▶ Problem details: Nothing but a full, exact copy of the data is needed.

[App and web page records]
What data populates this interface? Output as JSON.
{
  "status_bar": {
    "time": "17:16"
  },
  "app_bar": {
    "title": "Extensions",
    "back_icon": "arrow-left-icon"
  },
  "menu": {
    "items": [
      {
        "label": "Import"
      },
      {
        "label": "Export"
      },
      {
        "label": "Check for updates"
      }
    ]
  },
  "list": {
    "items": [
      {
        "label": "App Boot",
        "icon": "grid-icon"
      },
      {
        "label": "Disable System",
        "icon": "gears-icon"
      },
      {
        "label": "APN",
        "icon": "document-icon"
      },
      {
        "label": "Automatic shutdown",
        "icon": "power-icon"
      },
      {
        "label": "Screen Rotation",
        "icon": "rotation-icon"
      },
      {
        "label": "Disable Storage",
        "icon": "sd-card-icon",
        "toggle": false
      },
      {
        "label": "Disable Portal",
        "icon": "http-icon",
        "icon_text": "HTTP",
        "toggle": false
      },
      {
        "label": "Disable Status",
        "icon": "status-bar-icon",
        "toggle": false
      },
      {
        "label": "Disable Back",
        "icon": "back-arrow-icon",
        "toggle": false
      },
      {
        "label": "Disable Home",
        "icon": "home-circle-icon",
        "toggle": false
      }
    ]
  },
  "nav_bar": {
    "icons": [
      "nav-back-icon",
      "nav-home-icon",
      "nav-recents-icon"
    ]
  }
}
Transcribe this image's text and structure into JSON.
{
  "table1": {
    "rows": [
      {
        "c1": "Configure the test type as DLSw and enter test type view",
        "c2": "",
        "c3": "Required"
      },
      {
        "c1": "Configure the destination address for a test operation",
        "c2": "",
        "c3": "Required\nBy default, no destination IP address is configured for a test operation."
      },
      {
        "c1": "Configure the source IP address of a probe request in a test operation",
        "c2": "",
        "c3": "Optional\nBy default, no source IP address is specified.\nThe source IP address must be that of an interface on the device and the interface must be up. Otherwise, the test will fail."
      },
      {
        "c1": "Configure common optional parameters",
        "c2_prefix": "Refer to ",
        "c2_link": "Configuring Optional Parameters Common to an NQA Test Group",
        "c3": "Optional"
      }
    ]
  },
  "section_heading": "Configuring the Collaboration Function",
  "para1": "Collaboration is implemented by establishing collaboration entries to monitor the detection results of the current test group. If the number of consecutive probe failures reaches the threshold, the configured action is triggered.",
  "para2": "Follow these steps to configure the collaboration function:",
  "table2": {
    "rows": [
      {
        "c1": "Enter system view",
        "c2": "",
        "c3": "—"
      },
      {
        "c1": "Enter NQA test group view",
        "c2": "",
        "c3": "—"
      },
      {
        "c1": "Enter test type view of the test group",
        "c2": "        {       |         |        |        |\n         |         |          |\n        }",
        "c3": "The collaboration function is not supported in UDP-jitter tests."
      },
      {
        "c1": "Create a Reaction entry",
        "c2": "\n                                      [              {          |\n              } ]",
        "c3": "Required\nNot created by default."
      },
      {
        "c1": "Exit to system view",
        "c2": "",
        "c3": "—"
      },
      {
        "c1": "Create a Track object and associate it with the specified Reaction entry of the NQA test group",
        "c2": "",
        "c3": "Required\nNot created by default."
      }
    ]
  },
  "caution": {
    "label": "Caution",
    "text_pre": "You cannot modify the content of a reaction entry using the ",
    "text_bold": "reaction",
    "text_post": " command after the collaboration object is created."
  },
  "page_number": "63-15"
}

▶ Written response:
What data populates this interface? Output as JSON.
{
  "status_bar": {
    "time": "17:16"
  },
  "app_bar": {
    "title": "Extensions",
    "back_icon": "arrow-left-icon"
  },
  "menu": {
    "items": [
      {
        "label": "Import"
      },
      {
        "label": "Export"
      },
      {
        "label": "Check for updates"
      }
    ]
  },
  "list": {
    "items": [
      {
        "label": "App Boot",
        "icon": "grid-icon"
      },
      {
        "label": "Disable System",
        "icon": "gears-icon"
      },
      {
        "label": "APN",
        "icon": "document-icon"
      },
      {
        "label": "Automatic shutdown",
        "icon": "power-icon"
      },
      {
        "label": "Screen Rotation",
        "icon": "rotation-icon"
      },
      {
        "label": "Disable Storage",
        "icon": "sd-card-icon",
        "toggle": false
      },
      {
        "label": "Disable Portal",
        "icon": "http-icon",
        "icon_text": "HTTP",
        "toggle": false
      },
      {
        "label": "Disable Status",
        "icon": "status-bar-icon",
        "toggle": false
      },
      {
        "label": "Disable Back",
        "icon": "back-arrow-icon",
        "toggle": false
      },
      {
        "label": "Disable Home",
        "icon": "home-circle-icon",
        "toggle": false
      }
    ]
  },
  "nav_bar": {
    "icons": [
      "nav-back-icon",
      "nav-home-icon",
      "nav-recents-icon"
    ]
  }
}
Transcribe this image's text and structure into JSON.
{
  "table1": {
    "rows": [
      {
        "c1": "Configure the test type as DLSw and enter test type view",
        "c2": "",
        "c3": "Required"
      },
      {
        "c1": "Configure the destination address for a test operation",
        "c2": "",
        "c3": "Required\nBy default, no destination IP address is configured for a test operation."
      },
      {
        "c1": "Configure the source IP address of a probe request in a test operation",
        "c2": "",
        "c3": "Optional\nBy default, no source IP address is specified.\nThe source IP address must be that of an interface on the device and the interface must be up. Otherwise, the test will fail."
      },
      {
        "c1": "Configure common optional parameters",
        "c2_prefix": "Refer to ",
        "c2_link": "Configuring Optional Parameters Common to an NQA Test Group",
        "c3": "Optional"
      }
    ]
  },
  "section_heading": "Configuring the Collaboration Function",
  "para1": "Collaboration is implemented by establishing collaboration entries to monitor the detection results of the current test group. If the number of consecutive probe failures reaches the threshold, the configured action is triggered.",
  "para2": "Follow these steps to configure the collaboration function:",
  "table2": {
    "rows": [
      {
        "c1": "Enter system view",
        "c2": "",
        "c3": "—"
      },
      {
        "c1": "Enter NQA test group view",
        "c2": "",
        "c3": "—"
      },
      {
        "c1": "Enter test type view of the test group",
        "c2": "        {       |         |        |        |\n         |         |          |\n        }",
        "c3": "The collaboration function is not supported in UDP-jitter tests."
      },
      {
        "c1": "Create a Reaction entry",
        "c2": "\n                                      [              {          |\n              } ]",
        "c3": "Required\nNot created by default."
      },
      {
        "c1": "Exit to system view",
        "c2": "",
        "c3": "—"
      },
      {
        "c1": "Create a Track object and associate it with the specified Reaction entry of the NQA test group",
        "c2": "",
        "c3": "Required\nNot created by default."
      }
    ]
  },
  "caution": {
    "label": "Caution",
    "text_pre": "You cannot modify the content of a reaction entry using the ",
    "text_bold": "reaction",
    "text_post": " command after the collaboration object is created."
  },
  "page_number": "63-15"
}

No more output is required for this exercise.